Data listing:
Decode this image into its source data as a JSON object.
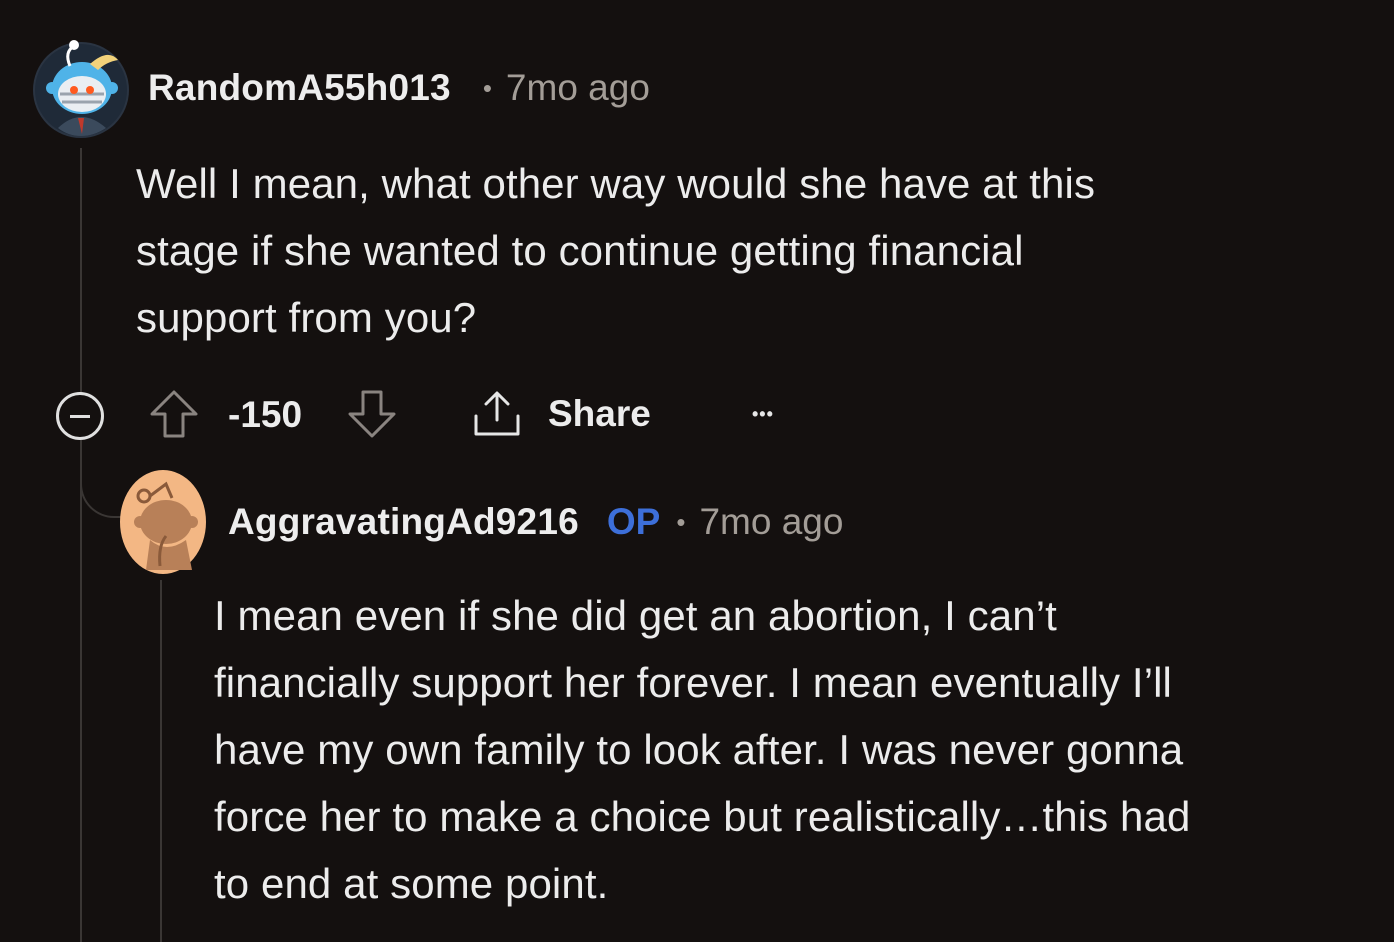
{
  "comment1": {
    "username": "RandomA55h013",
    "separator": "•",
    "time": "7mo ago",
    "body_lines": [
      "Well I mean, what other way would she have at this",
      "stage if she wanted to continue getting financial",
      "support from you?"
    ],
    "actions": {
      "score": "-150",
      "share_label": "Share",
      "more_label": "•••"
    }
  },
  "comment2": {
    "username": "AggravatingAd9216",
    "op_badge": "OP",
    "separator": "•",
    "time": "7mo ago",
    "body_lines": [
      "I mean even if she did get an abortion, I can’t",
      "financially support her forever. I mean eventually I’ll",
      "have my own family to look after. I was never gonna",
      "force her to make a choice but realistically…this had",
      "to end at some point."
    ]
  },
  "colors": {
    "background": "#14100f",
    "text": "#ececec",
    "muted": "#a39d97",
    "op_blue": "#3d6fd9",
    "thread_line": "#3a3634"
  }
}
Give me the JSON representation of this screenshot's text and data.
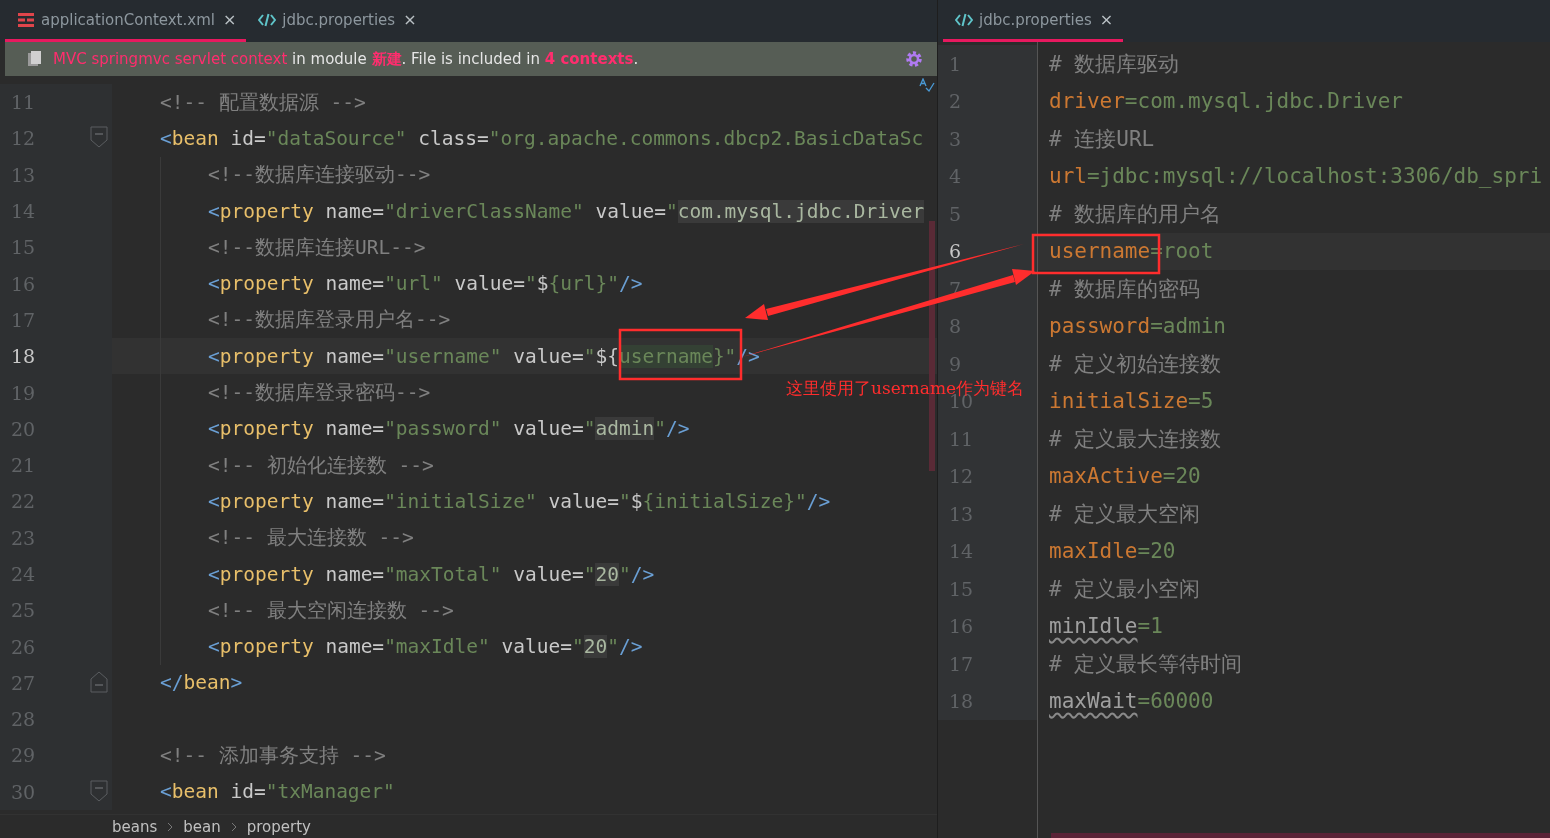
{
  "left_pane": {
    "tabs": [
      {
        "label": "applicationContext.xml",
        "kind": "xml",
        "selected": true,
        "close": "×"
      },
      {
        "label": "jdbc.properties",
        "kind": "properties",
        "selected": false,
        "close": "×"
      }
    ],
    "banner": {
      "segments": [
        {
          "text": "MVC springmvc servlet context",
          "kind": "link"
        },
        {
          "text": " in module ",
          "kind": "plain"
        },
        {
          "text": "新建",
          "kind": "strong_link"
        },
        {
          "text": ". File is included in ",
          "kind": "plain"
        },
        {
          "text": "4 contexts",
          "kind": "strong_link"
        },
        {
          "text": ".",
          "kind": "plain"
        }
      ]
    },
    "lines": [
      {
        "number": "11",
        "current": false,
        "tokens": [
          {
            "kind": "c",
            "text": "<!-- 配置数据源 -->"
          }
        ]
      },
      {
        "number": "12",
        "current": false,
        "kind": "open",
        "tokens": [
          {
            "kind": "b",
            "text": "<"
          },
          {
            "kind": "t",
            "text": "bean"
          },
          {
            "kind": "a",
            "text": " id="
          },
          {
            "kind": "s",
            "text": "\"dataSource\""
          },
          {
            "kind": "a",
            "text": " class="
          },
          {
            "kind": "s",
            "text": "\"org.apache.commons.dbcp2.BasicDataSc"
          }
        ],
        "children": [
          {
            "number": "13",
            "current": false,
            "tokens": [
              {
                "kind": "c",
                "text": "<!--数据库连接驱动-->"
              }
            ]
          },
          {
            "number": "14",
            "current": false,
            "tokens": [
              {
                "kind": "b",
                "text": "<"
              },
              {
                "kind": "t",
                "text": "property"
              },
              {
                "kind": "a",
                "text": " name="
              },
              {
                "kind": "s",
                "text": "\"driverClassName\""
              },
              {
                "kind": "a",
                "text": " value="
              },
              {
                "kind": "s",
                "text": "\""
              },
              {
                "kind": "h",
                "text": "com.mysql.jdbc.Driver"
              }
            ]
          },
          {
            "number": "15",
            "current": false,
            "tokens": [
              {
                "kind": "c",
                "text": "<!--数据库连接URL-->"
              }
            ]
          },
          {
            "number": "16",
            "current": false,
            "tokens": [
              {
                "kind": "b",
                "text": "<"
              },
              {
                "kind": "t",
                "text": "property"
              },
              {
                "kind": "a",
                "text": " name="
              },
              {
                "kind": "s",
                "text": "\"url\""
              },
              {
                "kind": "a",
                "text": " value="
              },
              {
                "kind": "s",
                "text": "\""
              },
              {
                "kind": "a",
                "text": "$"
              },
              {
                "kind": "s",
                "text": "{url}\""
              },
              {
                "kind": "b",
                "text": "/>"
              }
            ]
          },
          {
            "number": "17",
            "current": false,
            "tokens": [
              {
                "kind": "c",
                "text": "<!--数据库登录用户名-->"
              }
            ]
          },
          {
            "number": "18",
            "current": true,
            "tokens": [
              {
                "kind": "b",
                "text": "<"
              },
              {
                "kind": "t",
                "text": "property"
              },
              {
                "kind": "a",
                "text": " name="
              },
              {
                "kind": "s",
                "text": "\"username\""
              },
              {
                "kind": "a",
                "text": " value="
              },
              {
                "kind": "s",
                "text": "\""
              },
              {
                "kind": "a",
                "text": "${"
              },
              {
                "kind": "v",
                "text": "username"
              },
              {
                "kind": "s",
                "text": "}\""
              },
              {
                "kind": "b",
                "text": "/>"
              }
            ]
          },
          {
            "number": "19",
            "current": false,
            "tokens": [
              {
                "kind": "c",
                "text": "<!--数据库登录密码-->"
              }
            ]
          },
          {
            "number": "20",
            "current": false,
            "tokens": [
              {
                "kind": "b",
                "text": "<"
              },
              {
                "kind": "t",
                "text": "property"
              },
              {
                "kind": "a",
                "text": " name="
              },
              {
                "kind": "s",
                "text": "\"password\""
              },
              {
                "kind": "a",
                "text": " value="
              },
              {
                "kind": "s",
                "text": "\""
              },
              {
                "kind": "h",
                "text": "admin"
              },
              {
                "kind": "s",
                "text": "\""
              },
              {
                "kind": "b",
                "text": "/>"
              }
            ]
          },
          {
            "number": "21",
            "current": false,
            "tokens": [
              {
                "kind": "c",
                "text": "<!-- 初始化连接数 -->"
              }
            ]
          },
          {
            "number": "22",
            "current": false,
            "tokens": [
              {
                "kind": "b",
                "text": "<"
              },
              {
                "kind": "t",
                "text": "property"
              },
              {
                "kind": "a",
                "text": " name="
              },
              {
                "kind": "s",
                "text": "\"initialSize\""
              },
              {
                "kind": "a",
                "text": " value="
              },
              {
                "kind": "s",
                "text": "\""
              },
              {
                "kind": "a",
                "text": "$"
              },
              {
                "kind": "s",
                "text": "{initialSize}\""
              },
              {
                "kind": "b",
                "text": "/>"
              }
            ]
          },
          {
            "number": "23",
            "current": false,
            "tokens": [
              {
                "kind": "c",
                "text": "<!-- 最大连接数 -->"
              }
            ]
          },
          {
            "number": "24",
            "current": false,
            "tokens": [
              {
                "kind": "b",
                "text": "<"
              },
              {
                "kind": "t",
                "text": "property"
              },
              {
                "kind": "a",
                "text": " name="
              },
              {
                "kind": "s",
                "text": "\"maxTotal\""
              },
              {
                "kind": "a",
                "text": " value="
              },
              {
                "kind": "s",
                "text": "\""
              },
              {
                "kind": "h",
                "text": "20"
              },
              {
                "kind": "s",
                "text": "\""
              },
              {
                "kind": "b",
                "text": "/>"
              }
            ]
          },
          {
            "number": "25",
            "current": false,
            "tokens": [
              {
                "kind": "c",
                "text": "<!-- 最大空闲连接数 -->"
              }
            ]
          },
          {
            "number": "26",
            "current": false,
            "tokens": [
              {
                "kind": "b",
                "text": "<"
              },
              {
                "kind": "t",
                "text": "property"
              },
              {
                "kind": "a",
                "text": " name="
              },
              {
                "kind": "s",
                "text": "\"maxIdle\""
              },
              {
                "kind": "a",
                "text": " value="
              },
              {
                "kind": "s",
                "text": "\""
              },
              {
                "kind": "h",
                "text": "20"
              },
              {
                "kind": "s",
                "text": "\""
              },
              {
                "kind": "b",
                "text": "/>"
              }
            ]
          }
        ]
      },
      {
        "number": "27",
        "current": false,
        "kind": "close",
        "tokens": [
          {
            "kind": "b",
            "text": "</"
          },
          {
            "kind": "t",
            "text": "bean"
          },
          {
            "kind": "b",
            "text": ">"
          }
        ]
      },
      {
        "number": "28",
        "current": false
      },
      {
        "number": "29",
        "current": false,
        "tokens": [
          {
            "kind": "c",
            "text": "<!-- 添加事务支持 -->"
          }
        ]
      },
      {
        "number": "30",
        "current": false,
        "kind": "open",
        "tokens": [
          {
            "kind": "b",
            "text": "<"
          },
          {
            "kind": "t",
            "text": "bean"
          },
          {
            "kind": "a",
            "text": " id="
          },
          {
            "kind": "s",
            "text": "\"txManager\""
          }
        ]
      }
    ],
    "breadcrumb": [
      "beans",
      "bean",
      "property"
    ]
  },
  "right_pane": {
    "tabs": [
      {
        "label": "jdbc.properties",
        "kind": "properties",
        "selected": true,
        "close": "×"
      }
    ],
    "lines": [
      {
        "number": "1",
        "current": false,
        "tokens": [
          {
            "kind": "c",
            "text": "# 数据库驱动"
          }
        ]
      },
      {
        "number": "2",
        "current": false,
        "tokens": [
          {
            "kind": "k",
            "text": "driver"
          },
          {
            "kind": "s",
            "text": "=com.mysql.jdbc.Driver"
          }
        ]
      },
      {
        "number": "3",
        "current": false,
        "tokens": [
          {
            "kind": "c",
            "text": "# 连接URL"
          }
        ]
      },
      {
        "number": "4",
        "current": false,
        "tokens": [
          {
            "kind": "k",
            "text": "url"
          },
          {
            "kind": "s",
            "text": "=jdbc:mysql://localhost:3306/db_spri"
          }
        ]
      },
      {
        "number": "5",
        "current": false,
        "tokens": [
          {
            "kind": "c",
            "text": "# 数据库的用户名"
          }
        ]
      },
      {
        "number": "6",
        "current": true,
        "tokens": [
          {
            "kind": "k",
            "text": "username"
          },
          {
            "kind": "s",
            "text": "="
          },
          {
            "kind": "s",
            "text": "root"
          }
        ]
      },
      {
        "number": "7",
        "current": false,
        "tokens": [
          {
            "kind": "c",
            "text": "# 数据库的密码"
          }
        ]
      },
      {
        "number": "8",
        "current": false,
        "tokens": [
          {
            "kind": "k",
            "text": "password"
          },
          {
            "kind": "s",
            "text": "=admin"
          }
        ]
      },
      {
        "number": "9",
        "current": false,
        "tokens": [
          {
            "kind": "c",
            "text": "# 定义初始连接数"
          }
        ]
      },
      {
        "number": "10",
        "current": false,
        "tokens": [
          {
            "kind": "k",
            "text": "initialSize"
          },
          {
            "kind": "s",
            "text": "=5"
          }
        ]
      },
      {
        "number": "11",
        "current": false,
        "tokens": [
          {
            "kind": "c",
            "text": "# 定义最大连接数"
          }
        ]
      },
      {
        "number": "12",
        "current": false,
        "tokens": [
          {
            "kind": "k",
            "text": "maxActive"
          },
          {
            "kind": "s",
            "text": "=20"
          }
        ]
      },
      {
        "number": "13",
        "current": false,
        "tokens": [
          {
            "kind": "c",
            "text": "# 定义最大空闲"
          }
        ]
      },
      {
        "number": "14",
        "current": false,
        "tokens": [
          {
            "kind": "k",
            "text": "maxIdle"
          },
          {
            "kind": "s",
            "text": "=20"
          }
        ]
      },
      {
        "number": "15",
        "current": false,
        "tokens": [
          {
            "kind": "c",
            "text": "# 定义最小空闲"
          }
        ]
      },
      {
        "number": "16",
        "current": false,
        "tokens": [
          {
            "kind": "u",
            "text": "minIdle"
          },
          {
            "kind": "s",
            "text": "=1"
          }
        ]
      },
      {
        "number": "17",
        "current": false,
        "tokens": [
          {
            "kind": "c",
            "text": "# 定义最长等待时间"
          }
        ]
      },
      {
        "number": "18",
        "current": false,
        "tokens": [
          {
            "kind": "u",
            "text": "maxWait"
          },
          {
            "kind": "s",
            "text": "=60000"
          }
        ]
      }
    ]
  },
  "annotation": {
    "note": "这里使用了username作为键名"
  }
}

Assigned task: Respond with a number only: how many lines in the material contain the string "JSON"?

Written response: 2